How did they know to pre-approve you for their fantastic offer? In these difficult economic times, these offers may seem more and more appealing, but it’s usually best to rip up those letters and chuck them in the trash.
Pre-Approvals for Everyone
If a credit card company has your name and mailing address, consider yourself pre-approved. Whether you’re actually approved for the offer that the credit card company promoted in the first place will depend on your credit profile. Once you sign the application and send it back to them is when they actually pull your credit reports.
The credit card companies are under no obligation to offer you the “pre-approved” terms that you thought you would be getting. They can deny you, or perhaps even worse, offer you a lower credit limit with significantly higher interest rates. Classic bait and switch.
Doing Your Homework
If you are in the market for a credit card, it’s highly advisable that, just like with any other financial investment, you do some research before agreeing to the first card that comes your way. Sites such as BankRate.com will list competing credit card rates and all associated fees.
Also, your bank may be a good place to establish a line of credit. Often banks that have done business with you over the years will be willing to offer reasonable rates to make sure that all of your finances are running through them. Of course this will only work if you’ve been mature and responsible in your dealings with them. Don’t expect a credit card offer from a bank if you’re missing 3 mortgage payments a year with them.
Preying on the Financially Weak

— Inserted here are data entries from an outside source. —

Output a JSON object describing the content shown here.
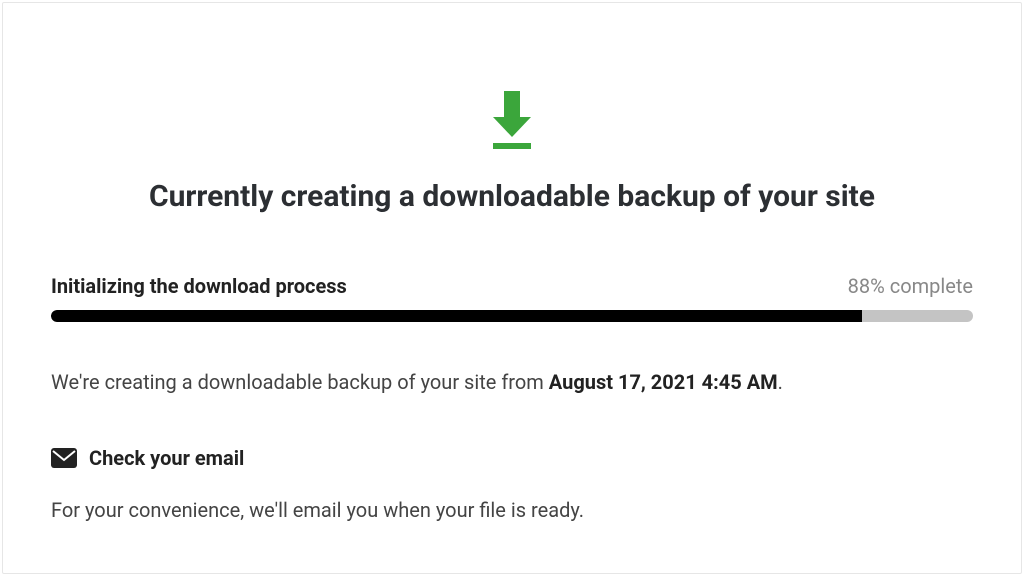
{
  "header": {
    "title": "Currently creating a downloadable backup of your site"
  },
  "progress": {
    "label": "Initializing the download process",
    "percent": 88,
    "complete_text": "88% complete"
  },
  "body": {
    "prefix": "We're creating a downloadable backup of your site from ",
    "timestamp": "August 17, 2021 4:45 AM",
    "suffix": "."
  },
  "email": {
    "heading": "Check your email",
    "note": "For your convenience, we'll email you when your file is ready."
  },
  "colors": {
    "accent": "#3ba63b"
  }
}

Credit card companies make money when their borrowers are paying ridiculously high interest rates. As a result they’ll often prey on those who are involved with credit repair, debt relief or perhaps are rebounding from a recent bankruptcy.
Typically these consumers are having a hard time establishing credit and see a “pre-approved” offer as their chance to start creating a positive credit profile. The credit card companies will ultimately approve borrowers for low amounts and make money on incredibly high service fees and interest rates. The end result is that the lender makes money, while the borrowers continue to reproduce their bad credit habits.
Ditching Pre-Approvals Entirely
The credit bureaus themselves will allow you to opt out of many solicitations. If you contact the bureaus directly, you can get them to stop selling your information for the sake of pre-approved offers for up to five years. It may not stop all of the offers from coming in, but it’s a good start.
Just like everything else in these difficult financial times, you’re going to have to work if you want to improve your financial standing. These pre-approved credit card offers are meant to get you hooked before they pull the carpet out from under you and give you a card that’s more suitable to their terms.
Ultimately, the choice is up to you as to how to handle these solicitations, but you’re much more likely to get a credit card that’s right for your needs if you put a little effort into it yourself. Spending an hour or two researching a card that fits your financial situation could save you hundreds or thousands in the long run. Isn’t an hour of your time worth it?